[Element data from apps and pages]
-=-=-
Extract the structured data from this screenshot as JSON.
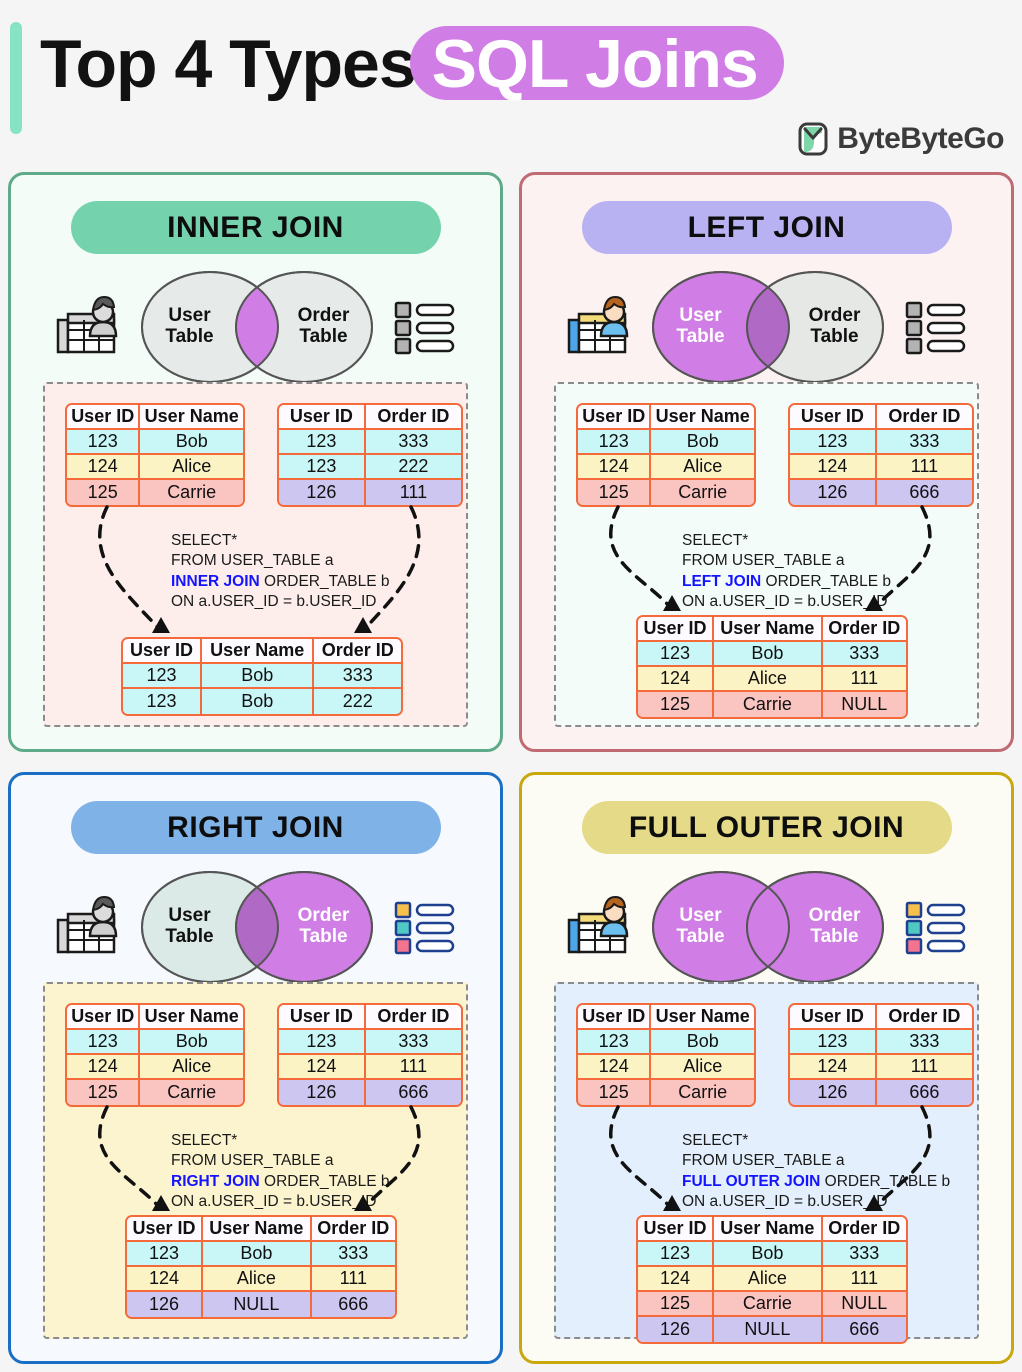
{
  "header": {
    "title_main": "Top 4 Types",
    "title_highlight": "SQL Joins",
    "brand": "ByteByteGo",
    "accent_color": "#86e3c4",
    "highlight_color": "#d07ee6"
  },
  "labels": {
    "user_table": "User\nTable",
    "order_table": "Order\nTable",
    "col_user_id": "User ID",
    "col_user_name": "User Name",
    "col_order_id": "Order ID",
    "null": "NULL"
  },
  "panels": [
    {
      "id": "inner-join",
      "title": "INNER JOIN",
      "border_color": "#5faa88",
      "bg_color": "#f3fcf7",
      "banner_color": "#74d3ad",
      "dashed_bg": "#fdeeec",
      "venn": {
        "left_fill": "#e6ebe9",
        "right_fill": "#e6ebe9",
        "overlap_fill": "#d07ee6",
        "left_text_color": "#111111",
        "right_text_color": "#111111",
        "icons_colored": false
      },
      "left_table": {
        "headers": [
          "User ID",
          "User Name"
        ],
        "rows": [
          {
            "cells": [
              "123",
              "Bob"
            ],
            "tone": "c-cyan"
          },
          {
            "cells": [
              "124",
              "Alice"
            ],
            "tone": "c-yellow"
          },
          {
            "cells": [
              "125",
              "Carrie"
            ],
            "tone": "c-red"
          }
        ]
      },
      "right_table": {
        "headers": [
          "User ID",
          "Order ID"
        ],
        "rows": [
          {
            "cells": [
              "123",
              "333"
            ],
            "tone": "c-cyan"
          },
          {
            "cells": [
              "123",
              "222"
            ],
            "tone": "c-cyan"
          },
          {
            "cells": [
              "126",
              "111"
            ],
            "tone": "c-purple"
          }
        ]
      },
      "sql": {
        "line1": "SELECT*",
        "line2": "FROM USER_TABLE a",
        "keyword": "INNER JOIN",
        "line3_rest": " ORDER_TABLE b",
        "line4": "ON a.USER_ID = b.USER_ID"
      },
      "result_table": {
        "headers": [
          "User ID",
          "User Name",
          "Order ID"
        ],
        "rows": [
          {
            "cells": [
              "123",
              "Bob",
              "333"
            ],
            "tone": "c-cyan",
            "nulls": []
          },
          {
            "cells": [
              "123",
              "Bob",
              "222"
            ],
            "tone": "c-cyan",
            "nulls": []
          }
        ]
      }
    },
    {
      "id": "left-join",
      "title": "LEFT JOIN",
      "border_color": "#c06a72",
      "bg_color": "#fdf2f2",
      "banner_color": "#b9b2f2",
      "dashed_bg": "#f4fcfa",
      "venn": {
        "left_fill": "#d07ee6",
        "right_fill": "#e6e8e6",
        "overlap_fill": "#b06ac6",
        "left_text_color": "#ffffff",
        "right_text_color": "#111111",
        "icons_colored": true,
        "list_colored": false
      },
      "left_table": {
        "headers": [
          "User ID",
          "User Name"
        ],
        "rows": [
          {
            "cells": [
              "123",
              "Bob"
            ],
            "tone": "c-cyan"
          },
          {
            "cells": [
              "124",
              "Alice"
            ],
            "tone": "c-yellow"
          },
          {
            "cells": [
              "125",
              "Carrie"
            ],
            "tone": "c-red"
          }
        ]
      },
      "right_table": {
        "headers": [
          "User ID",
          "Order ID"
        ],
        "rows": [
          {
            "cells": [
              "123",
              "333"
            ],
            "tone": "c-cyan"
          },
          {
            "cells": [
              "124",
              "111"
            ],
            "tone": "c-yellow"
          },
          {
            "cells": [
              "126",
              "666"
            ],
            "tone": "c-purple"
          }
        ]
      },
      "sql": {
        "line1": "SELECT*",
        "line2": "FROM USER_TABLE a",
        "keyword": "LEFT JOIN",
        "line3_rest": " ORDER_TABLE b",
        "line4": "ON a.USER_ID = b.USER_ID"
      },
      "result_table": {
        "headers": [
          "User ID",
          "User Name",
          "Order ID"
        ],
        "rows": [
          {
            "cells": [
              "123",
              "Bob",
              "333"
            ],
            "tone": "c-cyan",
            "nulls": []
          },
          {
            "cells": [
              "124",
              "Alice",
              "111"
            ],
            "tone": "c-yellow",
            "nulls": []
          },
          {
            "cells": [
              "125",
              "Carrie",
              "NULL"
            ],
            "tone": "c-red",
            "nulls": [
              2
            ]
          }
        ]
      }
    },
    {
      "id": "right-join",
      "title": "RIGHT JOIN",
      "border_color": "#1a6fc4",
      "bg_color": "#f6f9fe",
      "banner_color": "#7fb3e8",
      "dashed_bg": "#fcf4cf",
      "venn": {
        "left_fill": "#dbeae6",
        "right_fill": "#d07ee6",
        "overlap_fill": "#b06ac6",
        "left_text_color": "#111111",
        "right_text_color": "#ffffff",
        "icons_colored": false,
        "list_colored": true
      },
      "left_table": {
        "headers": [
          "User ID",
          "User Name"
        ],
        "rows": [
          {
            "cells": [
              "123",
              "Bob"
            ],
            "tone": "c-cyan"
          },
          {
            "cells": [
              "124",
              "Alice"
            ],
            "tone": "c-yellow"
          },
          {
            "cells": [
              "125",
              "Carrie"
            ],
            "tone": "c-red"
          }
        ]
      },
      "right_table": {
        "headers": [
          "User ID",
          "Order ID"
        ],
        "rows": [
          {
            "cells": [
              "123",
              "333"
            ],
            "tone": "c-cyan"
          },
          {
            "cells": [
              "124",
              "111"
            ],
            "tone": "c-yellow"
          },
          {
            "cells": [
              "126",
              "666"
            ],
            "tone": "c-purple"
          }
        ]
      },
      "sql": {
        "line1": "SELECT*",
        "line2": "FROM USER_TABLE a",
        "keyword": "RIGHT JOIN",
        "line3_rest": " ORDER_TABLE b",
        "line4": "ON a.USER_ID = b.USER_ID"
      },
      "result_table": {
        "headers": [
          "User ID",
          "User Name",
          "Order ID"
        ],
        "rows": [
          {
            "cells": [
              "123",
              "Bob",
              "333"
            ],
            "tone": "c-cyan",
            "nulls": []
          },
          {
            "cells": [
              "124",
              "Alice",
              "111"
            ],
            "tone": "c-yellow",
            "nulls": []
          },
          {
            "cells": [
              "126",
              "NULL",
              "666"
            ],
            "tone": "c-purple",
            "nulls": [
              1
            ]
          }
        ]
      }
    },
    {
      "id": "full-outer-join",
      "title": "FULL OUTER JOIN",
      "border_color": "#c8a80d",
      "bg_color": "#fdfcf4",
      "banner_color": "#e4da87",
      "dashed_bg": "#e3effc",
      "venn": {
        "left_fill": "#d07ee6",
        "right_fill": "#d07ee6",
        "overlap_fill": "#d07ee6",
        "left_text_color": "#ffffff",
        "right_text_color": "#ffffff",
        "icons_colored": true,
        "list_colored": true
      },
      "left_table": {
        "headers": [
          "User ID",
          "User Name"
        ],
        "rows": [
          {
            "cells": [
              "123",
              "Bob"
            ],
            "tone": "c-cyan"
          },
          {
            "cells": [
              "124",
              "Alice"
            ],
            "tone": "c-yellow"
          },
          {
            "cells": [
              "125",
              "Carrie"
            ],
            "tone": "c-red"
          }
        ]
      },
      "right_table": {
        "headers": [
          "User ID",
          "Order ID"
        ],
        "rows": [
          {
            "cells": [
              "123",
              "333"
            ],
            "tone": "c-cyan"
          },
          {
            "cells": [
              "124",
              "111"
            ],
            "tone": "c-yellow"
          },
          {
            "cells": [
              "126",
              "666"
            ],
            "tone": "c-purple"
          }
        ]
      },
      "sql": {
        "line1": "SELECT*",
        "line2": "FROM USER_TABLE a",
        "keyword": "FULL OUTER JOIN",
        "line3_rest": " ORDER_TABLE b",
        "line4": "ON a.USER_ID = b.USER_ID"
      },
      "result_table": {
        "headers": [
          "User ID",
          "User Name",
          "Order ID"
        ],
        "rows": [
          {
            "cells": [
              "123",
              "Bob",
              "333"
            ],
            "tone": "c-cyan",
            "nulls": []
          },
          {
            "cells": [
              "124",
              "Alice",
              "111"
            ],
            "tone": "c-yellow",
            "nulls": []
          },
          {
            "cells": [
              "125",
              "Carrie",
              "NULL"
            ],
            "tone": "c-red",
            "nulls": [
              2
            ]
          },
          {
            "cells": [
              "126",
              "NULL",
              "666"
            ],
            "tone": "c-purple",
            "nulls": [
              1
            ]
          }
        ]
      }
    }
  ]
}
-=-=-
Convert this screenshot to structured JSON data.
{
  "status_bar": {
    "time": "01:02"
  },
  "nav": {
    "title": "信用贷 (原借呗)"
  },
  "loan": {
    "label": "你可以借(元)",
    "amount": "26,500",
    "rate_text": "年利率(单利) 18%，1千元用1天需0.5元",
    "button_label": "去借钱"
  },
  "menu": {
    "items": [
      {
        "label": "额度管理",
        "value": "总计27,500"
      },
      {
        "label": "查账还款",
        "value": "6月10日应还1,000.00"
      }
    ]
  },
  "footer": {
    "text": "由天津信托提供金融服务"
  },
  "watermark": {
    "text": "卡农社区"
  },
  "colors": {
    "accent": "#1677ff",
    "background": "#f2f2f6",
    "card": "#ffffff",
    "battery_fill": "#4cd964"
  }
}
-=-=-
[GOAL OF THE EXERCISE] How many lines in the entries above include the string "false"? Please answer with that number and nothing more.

[YOUR SOLUTION] 3